This June 11, 2015, file photo shows Virgin Atlantic's newest aircraft a Boeing 787-9 at Detroit Metropolitan Airport in Romulus, Mich., when Sir Richard Branson, founder and president of Virgin Atlantic Airways, arrived aboard the airplane. (Tanya Moutzalias/The Flint Journal via AP, File)
DALLAS -- Britain's Virgin Atlantic has dropped a requirement that female flight attendants wear makeup, joining other major carriers that have eased their dress and grooming requirements after complaints about turning female employees into sex objects.
Virgin Atlantic announced this week that female cabin crew members can skip the makeup. If they want to keep using lipstick and foundation, they must stick to an approved palette of shades.
An airline executive said the changes -- which also include making it easier for women to pick pants over Virgin's familiar red skirts -- came after listening to employees.
"Not only do the new guidelines offer an increased level of comfort, they also provide our team with more choice on how they want to express themselves at work," Virgin Atlantic Executive Vice-President Mark Anderson said in a statement.
Uniforms are standard for cabin crew on most airlines, but U.S. carriers have come a long way since Southwest famously dressed its flight attendants in hot pants during the 1970s.
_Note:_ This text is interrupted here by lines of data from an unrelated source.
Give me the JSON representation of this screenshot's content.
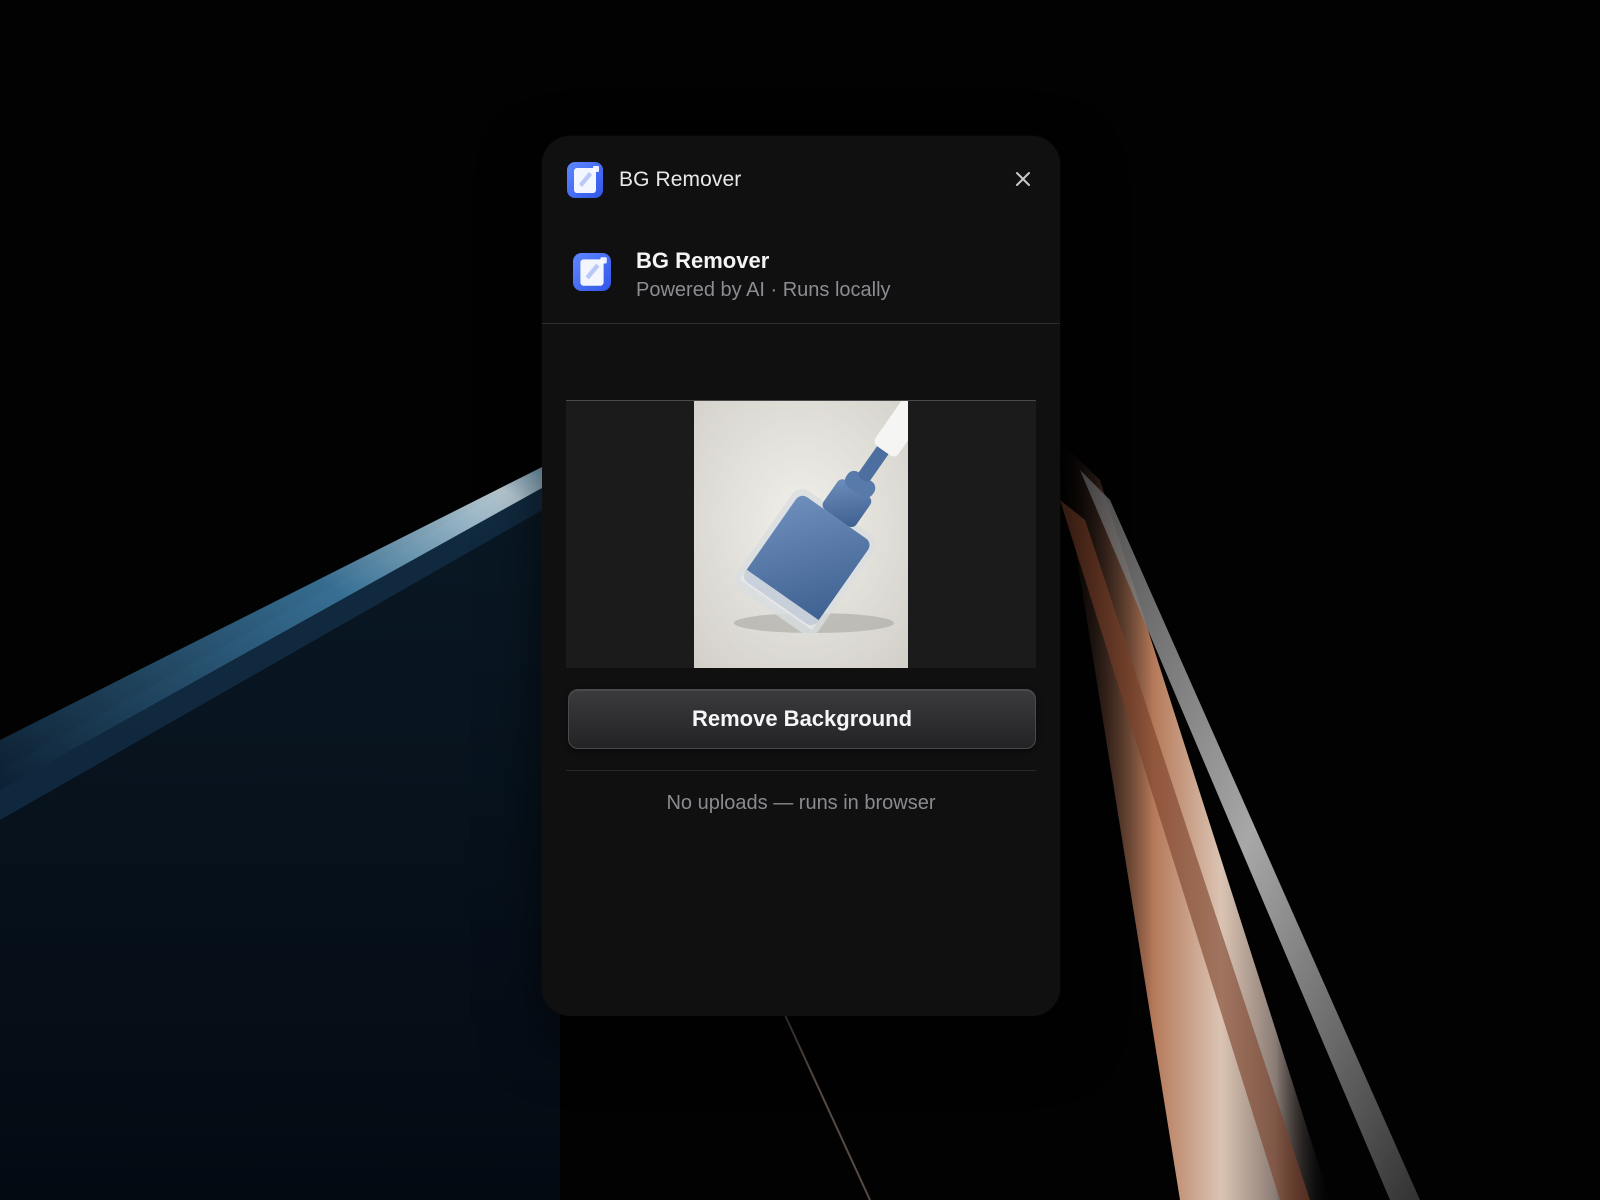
{
  "window": {
    "title": "BG Remover",
    "close_icon": "close-icon",
    "app_icon": "app-icon"
  },
  "header": {
    "app_name": "BG Remover",
    "subtitle": "Powered by AI · Runs locally"
  },
  "preview": {
    "image_subject": "blue nail polish bottle"
  },
  "actions": {
    "remove_label": "Remove Background"
  },
  "footer": {
    "note": "No uploads — runs in browser"
  },
  "colors": {
    "popup_bg": "#101011",
    "accent_blue": "#3f6ef6",
    "text_primary": "#f4f4f5",
    "text_muted": "#8c8c92"
  }
}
Southwest's current policy is typical: Long pants are a uniform option, and makeup isn't required. If crew members wear makeup on the job, it "should be professional, conservative and complement the uniform and the employee's complexion," according to guidelines for flight attendants. Glitter and "eccentric" or "excessively bright" makeup colours and styles are expressly prohibited.
American Airlines tells its flight attendants that if they wear makeup, "it should be tasteful and complimentary to your professional image."
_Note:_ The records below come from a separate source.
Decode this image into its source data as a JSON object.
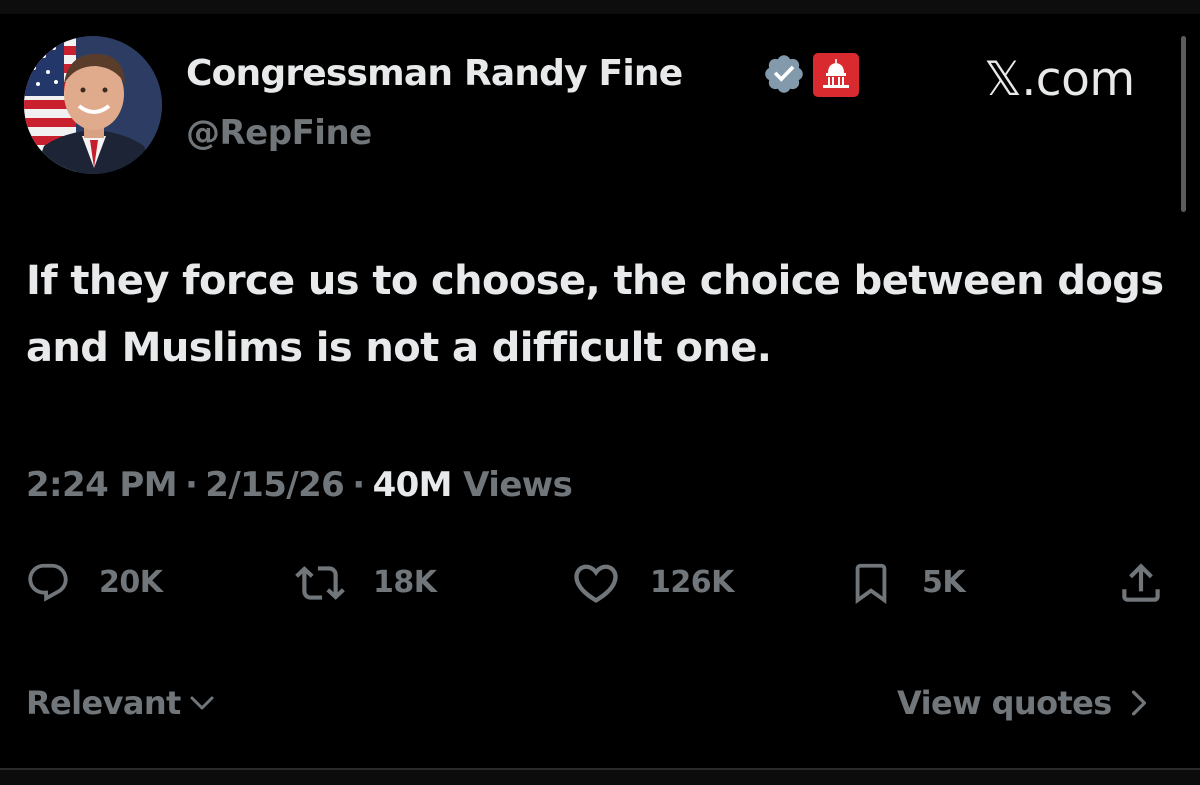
{
  "site": {
    "label": "𝕏.com"
  },
  "author": {
    "display_name": "Congressman Randy Fine",
    "handle": "@RepFine",
    "verified_badge_color": "#829aab",
    "affiliation_badge_color": "#d92b2f"
  },
  "tweet": {
    "text": "If they force us to choose, the choice between dogs and Muslims is not a difficult one.",
    "time": "2:24 PM",
    "date": "2/15/26",
    "views_count": "40M",
    "views_label": "Views",
    "separator": "·"
  },
  "actions": {
    "replies": "20K",
    "reposts": "18K",
    "likes": "126K",
    "bookmarks": "5K"
  },
  "footer": {
    "sort_label": "Relevant",
    "view_quotes_label": "View quotes"
  },
  "icons": {
    "reply": "reply-icon",
    "repost": "repost-icon",
    "like": "heart-icon",
    "bookmark": "bookmark-icon",
    "share": "share-icon",
    "verified": "verified-badge-icon",
    "affiliation": "capitol-badge-icon",
    "sort": "chevron-down-icon",
    "view_quotes": "chevron-right-icon"
  },
  "colors": {
    "background": "#000000",
    "primary_text": "#e7e9ea",
    "secondary_text": "#71767b"
  }
}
United Airlines, JetBlue and Delta Air Lines said they don't require makeup either.
There have been employee complaints against U.S. carriers over hair styles, with some employees believing they were victims of racial discrimination. Makeup, however, ceased being a major concern years ago.
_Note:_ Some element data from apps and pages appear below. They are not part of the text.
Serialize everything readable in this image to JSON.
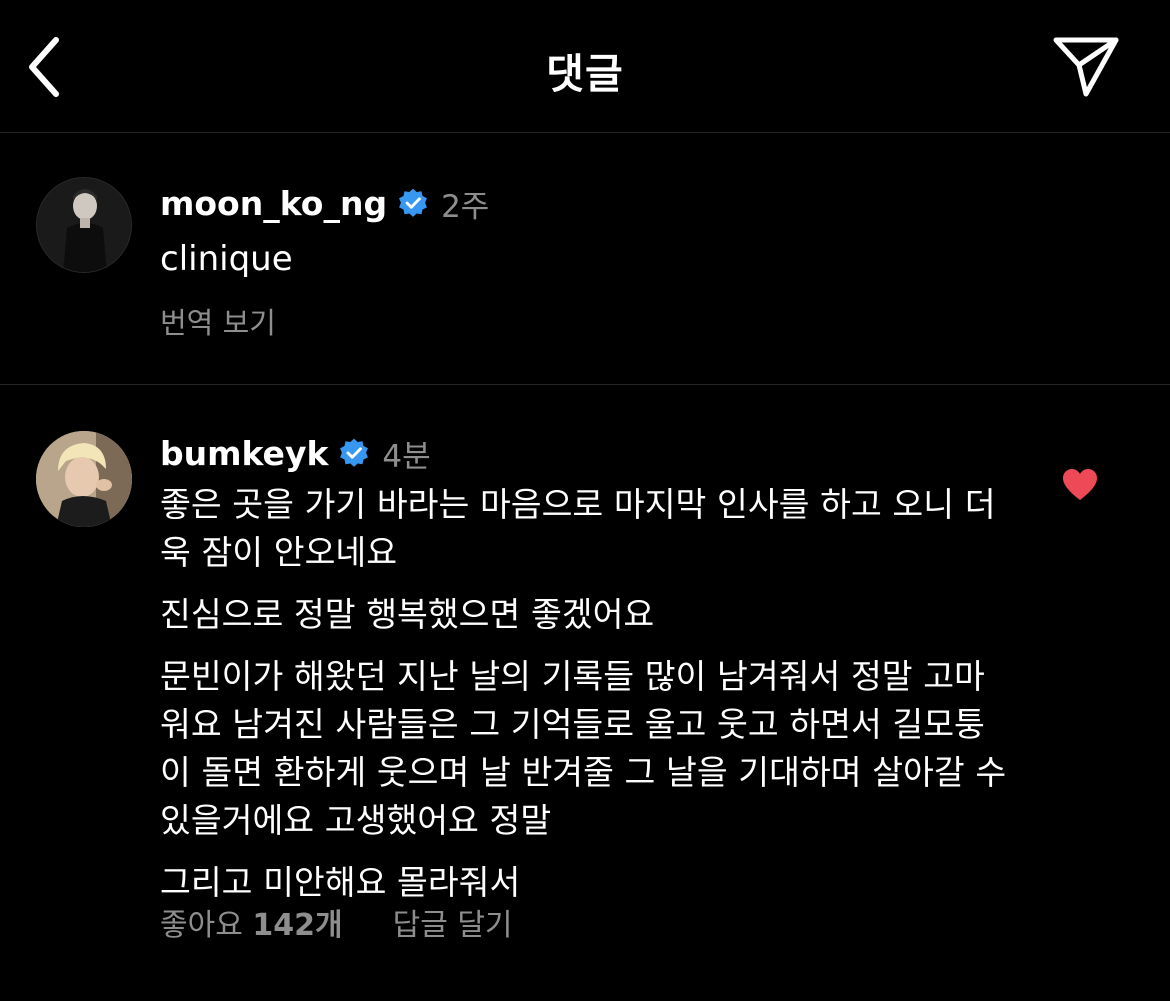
{
  "header": {
    "title": "댓글",
    "back_icon": "chevron-left-icon",
    "share_icon": "paper-plane-icon"
  },
  "comments": [
    {
      "username": "moon_ko_ng",
      "verified": true,
      "time": "2주",
      "text": "clinique",
      "translate_label": "번역 보기"
    },
    {
      "username": "bumkeyk",
      "verified": true,
      "time": "4분",
      "paragraphs": [
        "좋은 곳을 가기 바라는 마음으로 마지막 인사를 하고 오니 더욱 잠이 안오네요",
        "진심으로 정말 행복했으면 좋겠어요",
        "문빈이가 해왔던 지난 날의 기록들 많이 남겨줘서 정말 고마워요 남겨진 사람들은 그 기억들로 울고 웃고 하면서 길모퉁이 돌면 환하게 웃으며 날 반겨줄 그 날을 기대하며 살아갈 수 있을거에요 고생했어요 정말",
        "그리고 미안해요 몰라줘서"
      ],
      "likes_prefix": "좋아요",
      "likes_count": "142개",
      "reply_label": "답글 달기",
      "liked": true
    }
  ],
  "colors": {
    "background": "#000000",
    "text": "#ffffff",
    "secondary_text": "#8e8e8e",
    "verified_badge": "#3897f0",
    "heart": "#ed4956",
    "divider": "#262626"
  }
}
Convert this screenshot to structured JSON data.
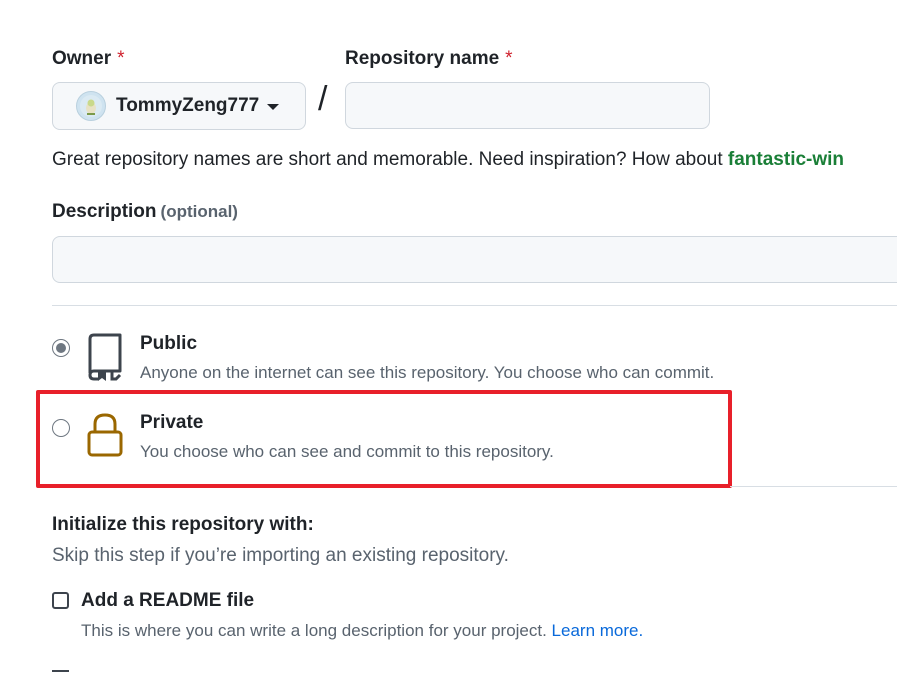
{
  "owner": {
    "label": "Owner",
    "required_mark": "*",
    "selected": "TommyZeng777"
  },
  "repo_name": {
    "label": "Repository name",
    "required_mark": "*",
    "value": "",
    "separator": "/"
  },
  "name_hint": {
    "text": "Great repository names are short and memorable. Need inspiration? How about ",
    "suggestion": "fantastic-win"
  },
  "description": {
    "label": "Description",
    "optional": "(optional)",
    "value": ""
  },
  "visibility": {
    "selected": "public",
    "options": [
      {
        "id": "public",
        "title": "Public",
        "desc": "Anyone on the internet can see this repository. You choose who can commit.",
        "icon": "repo-icon"
      },
      {
        "id": "private",
        "title": "Private",
        "desc": "You choose who can see and commit to this repository.",
        "icon": "lock-icon"
      }
    ]
  },
  "initialize": {
    "title": "Initialize this repository with:",
    "subtitle": "Skip this step if you’re importing an existing repository.",
    "readme": {
      "label": "Add a README file",
      "desc": "This is where you can write a long description for your project. ",
      "link": "Learn more.",
      "checked": false
    }
  },
  "colors": {
    "highlight": "#e8202a",
    "suggestion": "#1a7f37",
    "link": "#0969da",
    "lock_icon": "#9a6700"
  }
}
"When I started, we had to go to makeup class -- and men got the day off," said Sara Nelson, a flight attendant since the mid-1990s and now president of the Association of Flight Attendants union. She said appearance standards at most U.S. carriers now treat men and women more equally.
Objectification of women is still an issue at U.S. carriers. Last year, Nelson's union said its survey indicated that nearly two-thirds of U.S. flight attendants suffered harassment during their careers, ranging from suggestive comments to groping.
Last month, a separate union that represents American Airlines cabin crews objected to a video showing people dressed as flight attendants performing a musical number that suggested American uses sex appeal to attract high-paying passengers. The airline said it had no involvement in the skit.
Appearance standards are stricter for foreign carriers, particularly in the Middle East and Asia.
Some carriers including Malaysia-based AirAsia and Vietnam's VietJet Air have been criticized for putting young female flight attendants in tight-fitting clothes or revealing outfits either on the job or in promotional videos.